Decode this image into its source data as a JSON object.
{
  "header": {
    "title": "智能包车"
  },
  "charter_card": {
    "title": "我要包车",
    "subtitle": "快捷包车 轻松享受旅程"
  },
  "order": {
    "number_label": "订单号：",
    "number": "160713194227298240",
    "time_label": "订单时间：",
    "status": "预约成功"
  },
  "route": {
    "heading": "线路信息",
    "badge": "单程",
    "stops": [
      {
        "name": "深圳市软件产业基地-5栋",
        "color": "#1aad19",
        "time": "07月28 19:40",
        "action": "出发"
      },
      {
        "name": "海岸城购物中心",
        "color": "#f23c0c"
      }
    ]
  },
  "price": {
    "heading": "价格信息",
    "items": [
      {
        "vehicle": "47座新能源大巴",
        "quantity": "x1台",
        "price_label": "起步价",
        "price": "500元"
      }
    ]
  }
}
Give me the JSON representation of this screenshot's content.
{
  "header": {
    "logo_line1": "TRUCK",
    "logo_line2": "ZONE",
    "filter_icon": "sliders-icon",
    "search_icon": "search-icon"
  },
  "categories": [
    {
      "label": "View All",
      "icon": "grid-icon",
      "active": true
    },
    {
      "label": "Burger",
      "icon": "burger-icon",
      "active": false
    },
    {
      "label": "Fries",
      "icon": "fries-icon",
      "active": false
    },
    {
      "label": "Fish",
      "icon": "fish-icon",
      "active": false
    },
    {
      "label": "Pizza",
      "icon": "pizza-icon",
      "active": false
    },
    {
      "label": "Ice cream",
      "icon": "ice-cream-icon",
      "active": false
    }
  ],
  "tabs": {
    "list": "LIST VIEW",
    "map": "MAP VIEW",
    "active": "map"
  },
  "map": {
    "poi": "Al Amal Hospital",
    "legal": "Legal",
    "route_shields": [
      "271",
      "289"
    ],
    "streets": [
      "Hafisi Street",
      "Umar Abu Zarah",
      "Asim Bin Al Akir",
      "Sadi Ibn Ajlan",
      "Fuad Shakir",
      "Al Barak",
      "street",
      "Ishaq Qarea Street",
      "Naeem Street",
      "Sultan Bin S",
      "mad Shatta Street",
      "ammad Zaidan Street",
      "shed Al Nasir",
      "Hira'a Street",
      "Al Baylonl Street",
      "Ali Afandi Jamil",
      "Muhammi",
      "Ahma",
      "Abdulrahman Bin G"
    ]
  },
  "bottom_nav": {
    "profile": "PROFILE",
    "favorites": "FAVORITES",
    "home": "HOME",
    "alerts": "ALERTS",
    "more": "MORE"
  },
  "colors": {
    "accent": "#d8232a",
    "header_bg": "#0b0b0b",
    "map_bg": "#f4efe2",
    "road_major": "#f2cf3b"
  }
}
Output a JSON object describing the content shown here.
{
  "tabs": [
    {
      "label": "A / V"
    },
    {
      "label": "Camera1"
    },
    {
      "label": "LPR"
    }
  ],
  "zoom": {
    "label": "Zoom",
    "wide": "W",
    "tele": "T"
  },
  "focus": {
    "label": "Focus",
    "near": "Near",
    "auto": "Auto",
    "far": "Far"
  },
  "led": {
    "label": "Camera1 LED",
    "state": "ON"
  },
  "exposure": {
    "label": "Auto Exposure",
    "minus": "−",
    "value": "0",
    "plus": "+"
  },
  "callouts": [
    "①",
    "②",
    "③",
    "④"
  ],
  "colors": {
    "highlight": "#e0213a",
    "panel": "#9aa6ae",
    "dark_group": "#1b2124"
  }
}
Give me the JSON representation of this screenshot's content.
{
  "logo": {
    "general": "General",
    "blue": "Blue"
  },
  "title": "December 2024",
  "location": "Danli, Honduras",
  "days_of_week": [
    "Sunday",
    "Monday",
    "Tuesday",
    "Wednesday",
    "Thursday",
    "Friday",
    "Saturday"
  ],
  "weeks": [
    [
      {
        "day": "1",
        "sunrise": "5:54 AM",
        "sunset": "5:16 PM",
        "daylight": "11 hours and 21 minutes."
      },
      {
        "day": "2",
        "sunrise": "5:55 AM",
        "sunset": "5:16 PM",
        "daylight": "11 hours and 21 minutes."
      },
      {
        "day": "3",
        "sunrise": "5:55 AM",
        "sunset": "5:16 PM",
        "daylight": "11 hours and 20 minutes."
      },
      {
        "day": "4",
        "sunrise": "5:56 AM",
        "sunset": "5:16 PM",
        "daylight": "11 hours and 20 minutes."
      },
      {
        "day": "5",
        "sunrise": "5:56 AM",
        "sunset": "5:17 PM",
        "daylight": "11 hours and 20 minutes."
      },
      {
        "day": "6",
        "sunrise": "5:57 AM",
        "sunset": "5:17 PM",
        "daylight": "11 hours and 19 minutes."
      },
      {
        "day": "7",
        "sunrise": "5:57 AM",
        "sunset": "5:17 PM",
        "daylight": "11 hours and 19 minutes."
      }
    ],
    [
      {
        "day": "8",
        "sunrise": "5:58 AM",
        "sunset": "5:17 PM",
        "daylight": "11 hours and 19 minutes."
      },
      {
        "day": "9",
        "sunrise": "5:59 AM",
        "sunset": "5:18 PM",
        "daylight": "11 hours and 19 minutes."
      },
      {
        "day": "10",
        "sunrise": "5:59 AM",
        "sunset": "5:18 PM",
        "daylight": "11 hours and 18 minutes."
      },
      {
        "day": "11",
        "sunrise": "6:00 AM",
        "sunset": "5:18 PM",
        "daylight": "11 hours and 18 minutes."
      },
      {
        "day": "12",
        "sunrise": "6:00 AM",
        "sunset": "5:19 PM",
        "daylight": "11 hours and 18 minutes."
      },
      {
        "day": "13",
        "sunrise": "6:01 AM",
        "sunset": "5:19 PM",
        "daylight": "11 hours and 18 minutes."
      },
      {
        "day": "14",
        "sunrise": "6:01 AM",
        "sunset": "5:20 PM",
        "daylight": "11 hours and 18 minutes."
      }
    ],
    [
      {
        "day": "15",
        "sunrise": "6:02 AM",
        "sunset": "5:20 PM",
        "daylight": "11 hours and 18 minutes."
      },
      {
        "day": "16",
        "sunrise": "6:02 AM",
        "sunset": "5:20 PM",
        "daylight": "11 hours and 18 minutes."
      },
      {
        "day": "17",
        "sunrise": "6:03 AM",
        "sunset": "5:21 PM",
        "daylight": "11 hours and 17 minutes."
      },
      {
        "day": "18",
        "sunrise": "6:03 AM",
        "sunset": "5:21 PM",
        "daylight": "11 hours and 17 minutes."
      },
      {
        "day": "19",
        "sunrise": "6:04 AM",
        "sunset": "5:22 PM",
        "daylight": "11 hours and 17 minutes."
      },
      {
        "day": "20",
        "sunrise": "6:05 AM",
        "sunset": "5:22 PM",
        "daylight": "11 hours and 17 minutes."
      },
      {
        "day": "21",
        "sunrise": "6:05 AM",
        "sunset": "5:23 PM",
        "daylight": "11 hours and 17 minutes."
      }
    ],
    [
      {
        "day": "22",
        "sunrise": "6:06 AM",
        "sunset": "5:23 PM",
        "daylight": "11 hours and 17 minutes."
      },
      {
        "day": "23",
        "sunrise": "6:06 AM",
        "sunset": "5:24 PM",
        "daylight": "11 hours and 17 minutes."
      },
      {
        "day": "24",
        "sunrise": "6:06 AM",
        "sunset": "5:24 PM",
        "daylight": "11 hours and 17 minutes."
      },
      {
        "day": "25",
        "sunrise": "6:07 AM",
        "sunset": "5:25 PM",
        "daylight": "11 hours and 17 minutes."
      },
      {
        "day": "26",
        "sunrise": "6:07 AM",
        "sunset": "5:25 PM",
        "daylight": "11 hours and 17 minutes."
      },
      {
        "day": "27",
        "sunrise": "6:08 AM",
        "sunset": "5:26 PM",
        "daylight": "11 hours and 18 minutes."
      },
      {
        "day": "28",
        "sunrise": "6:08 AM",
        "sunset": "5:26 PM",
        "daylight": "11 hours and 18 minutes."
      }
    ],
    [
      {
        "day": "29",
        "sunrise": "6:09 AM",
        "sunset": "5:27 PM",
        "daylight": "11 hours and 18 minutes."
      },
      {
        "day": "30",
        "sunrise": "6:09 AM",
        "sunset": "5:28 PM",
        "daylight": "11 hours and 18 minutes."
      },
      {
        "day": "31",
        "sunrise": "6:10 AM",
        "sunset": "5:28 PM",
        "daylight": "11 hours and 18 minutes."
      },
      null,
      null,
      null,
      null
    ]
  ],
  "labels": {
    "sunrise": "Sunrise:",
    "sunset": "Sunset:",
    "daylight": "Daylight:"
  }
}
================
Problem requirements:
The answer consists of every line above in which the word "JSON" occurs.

Answer to this exercise:
Decode this image into its source data as a JSON object.
Give me the JSON representation of this screenshot's content.
Output a JSON object describing the content shown here.
Give me the JSON representation of this screenshot's content.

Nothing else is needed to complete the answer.